** Opening INPUT block **

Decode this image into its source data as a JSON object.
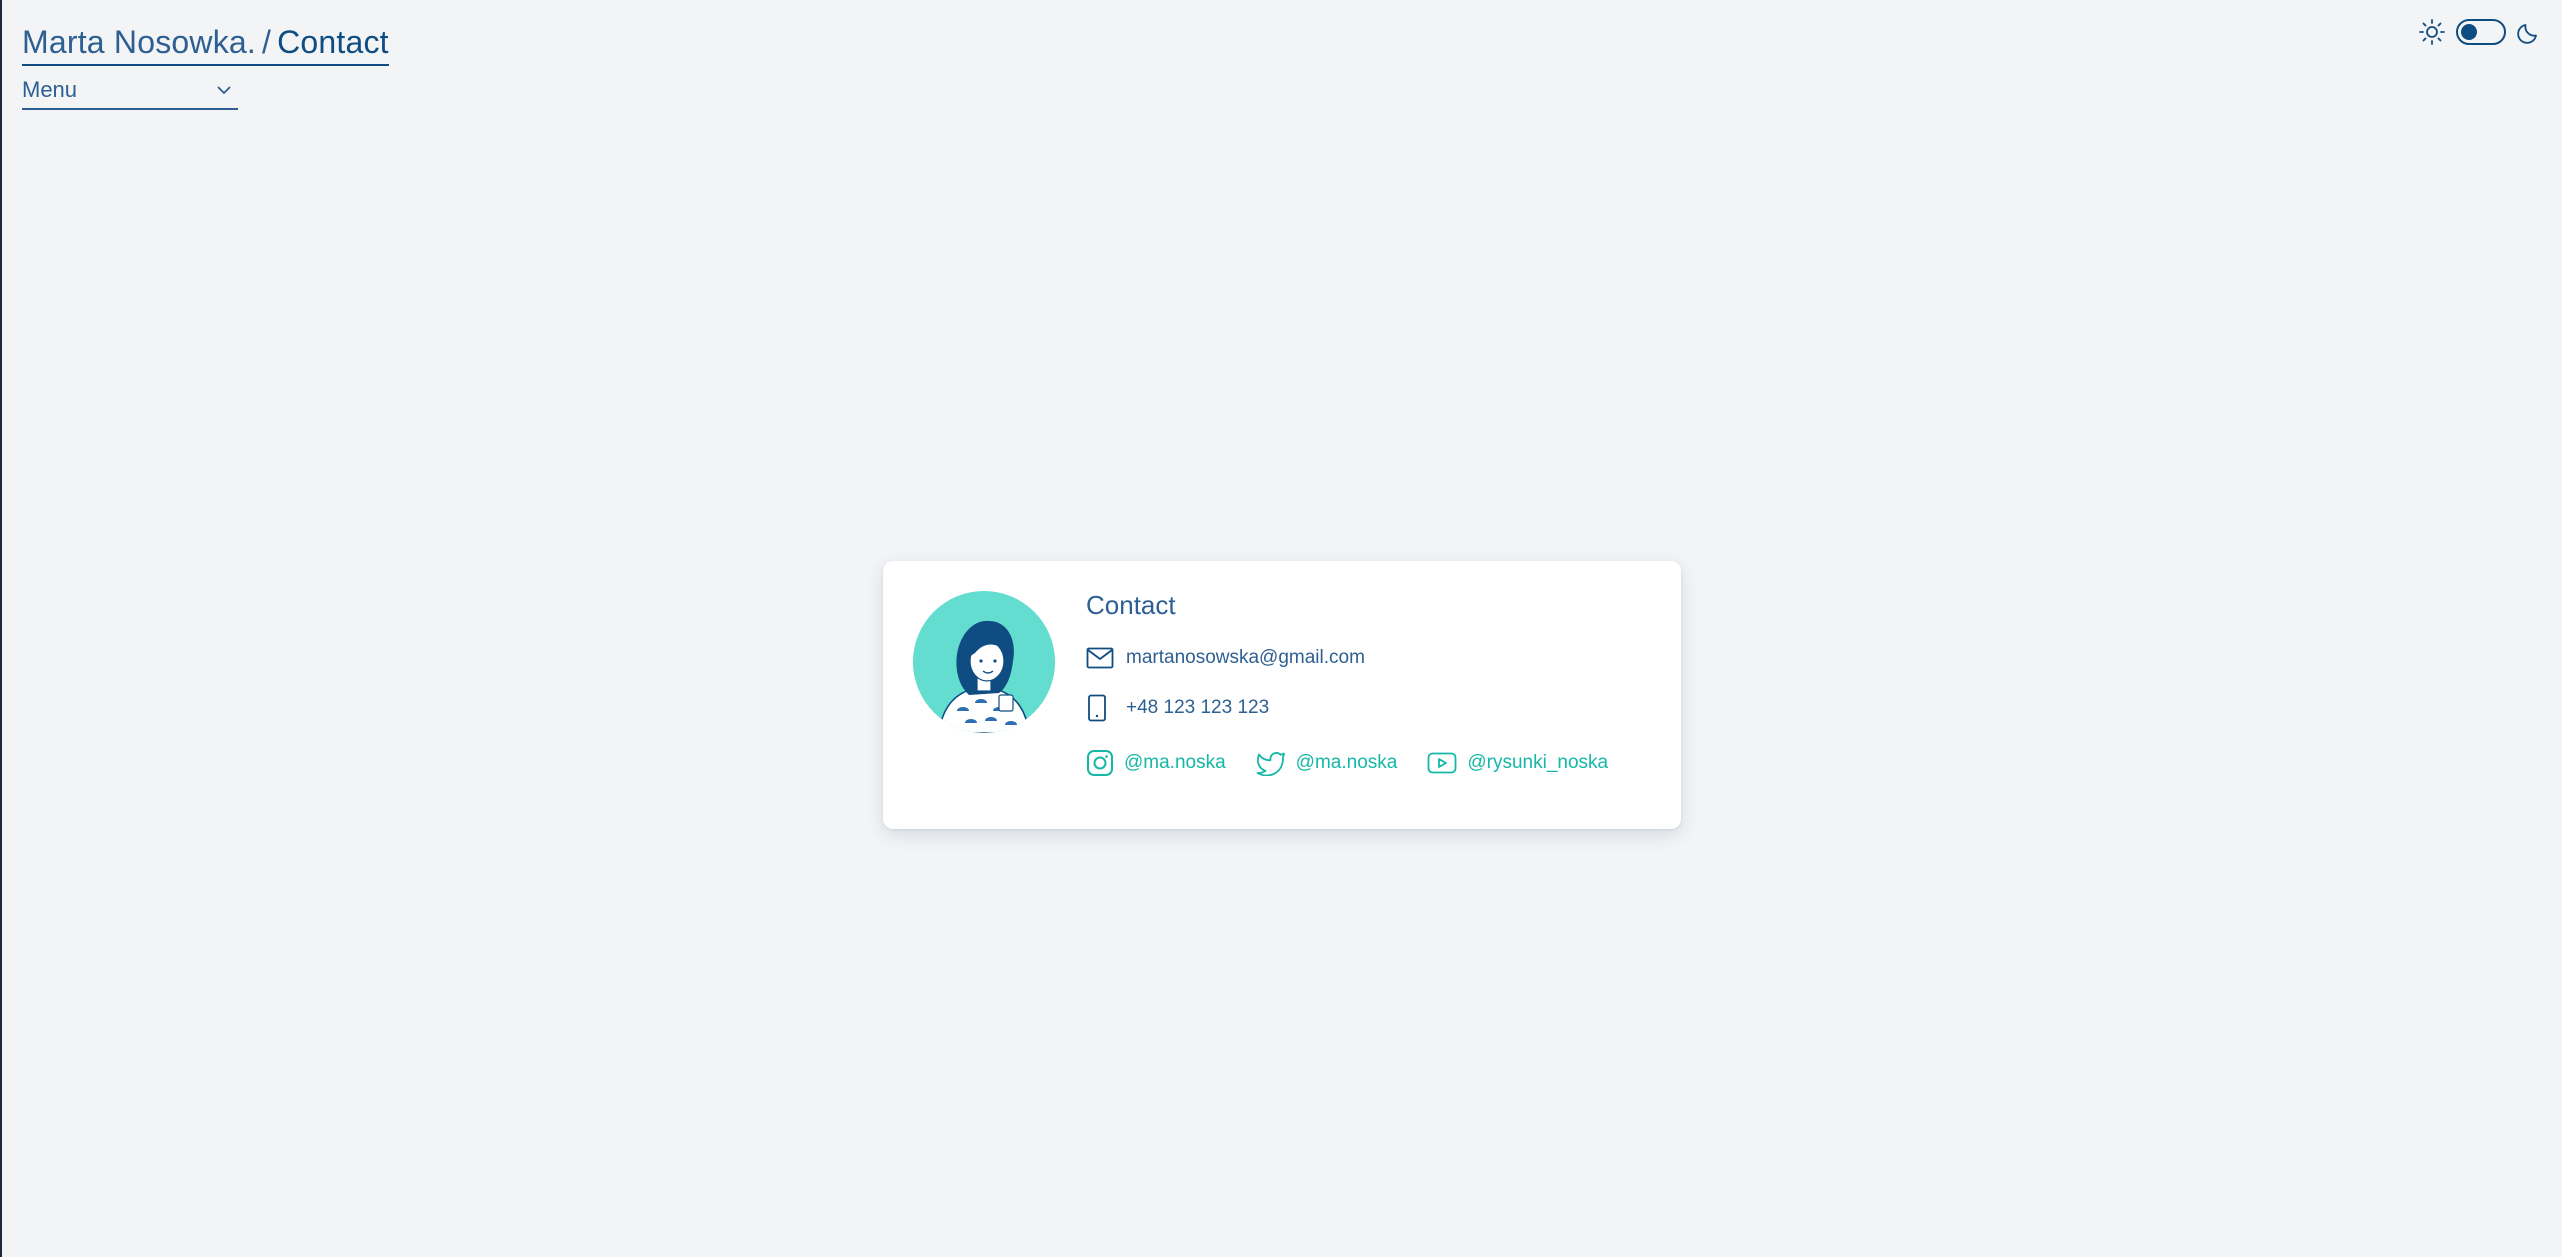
{
  "header": {
    "site_name": "Marta Nosowka.",
    "separator": "/",
    "current_page": "Contact",
    "menu_label": "Menu"
  },
  "theme": {
    "light_icon": "sun-icon",
    "dark_icon": "moon-icon",
    "mode": "light"
  },
  "contact": {
    "title": "Contact",
    "email": "martanosowska@gmail.com",
    "phone": "+48 123 123 123",
    "socials": [
      {
        "icon": "instagram-icon",
        "handle": "@ma.noska"
      },
      {
        "icon": "twitter-icon",
        "handle": "@ma.noska"
      },
      {
        "icon": "youtube-icon",
        "handle": "@rysunki_noska"
      }
    ]
  },
  "colors": {
    "primary": "#0f4c81",
    "accent": "#14b8a6",
    "avatar_bg": "#63ddd0",
    "background": "#f3f4f6"
  }
}
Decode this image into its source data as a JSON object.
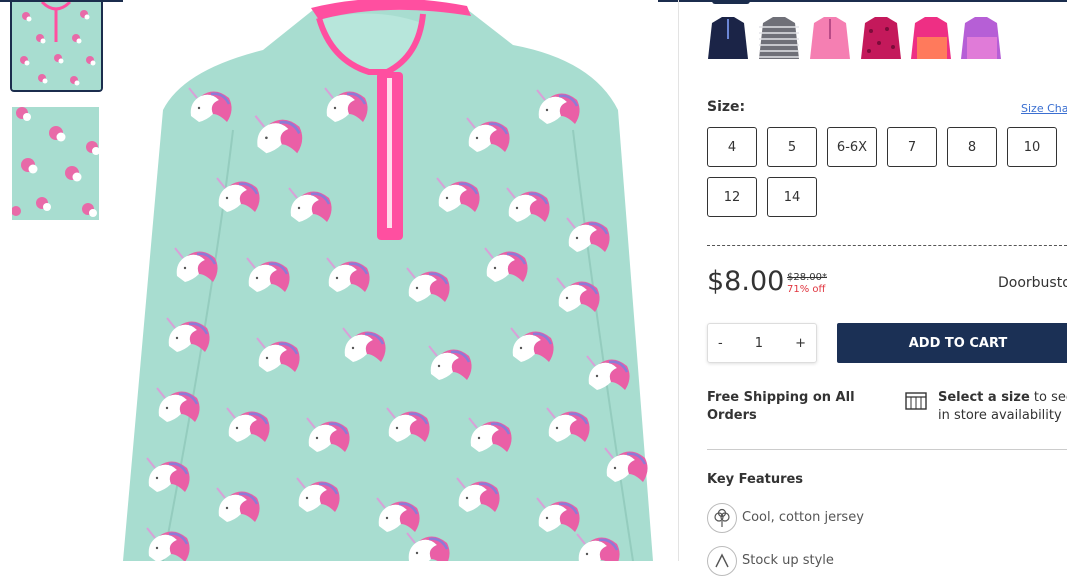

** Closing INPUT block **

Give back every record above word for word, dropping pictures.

*PROBLEM SOLUTION*.
Decode this image into its source data as a JSON object.
{
  "header": {
    "site_name": "Marta Nosowka.",
    "separator": "/",
    "current_page": "Contact",
    "menu_label": "Menu"
  },
  "theme": {
    "light_icon": "sun-icon",
    "dark_icon": "moon-icon",
    "mode": "light"
  },
  "contact": {
    "title": "Contact",
    "email": "martanosowska@gmail.com",
    "phone": "+48 123 123 123",
    "socials": [
      {
        "icon": "instagram-icon",
        "handle": "@ma.noska"
      },
      {
        "icon": "twitter-icon",
        "handle": "@ma.noska"
      },
      {
        "icon": "youtube-icon",
        "handle": "@rysunki_noska"
      }
    ]
  },
  "colors": {
    "primary": "#0f4c81",
    "accent": "#14b8a6",
    "avatar_bg": "#63ddd0",
    "background": "#f3f4f6"
  }
}
Decode this image into its source data as a JSON object.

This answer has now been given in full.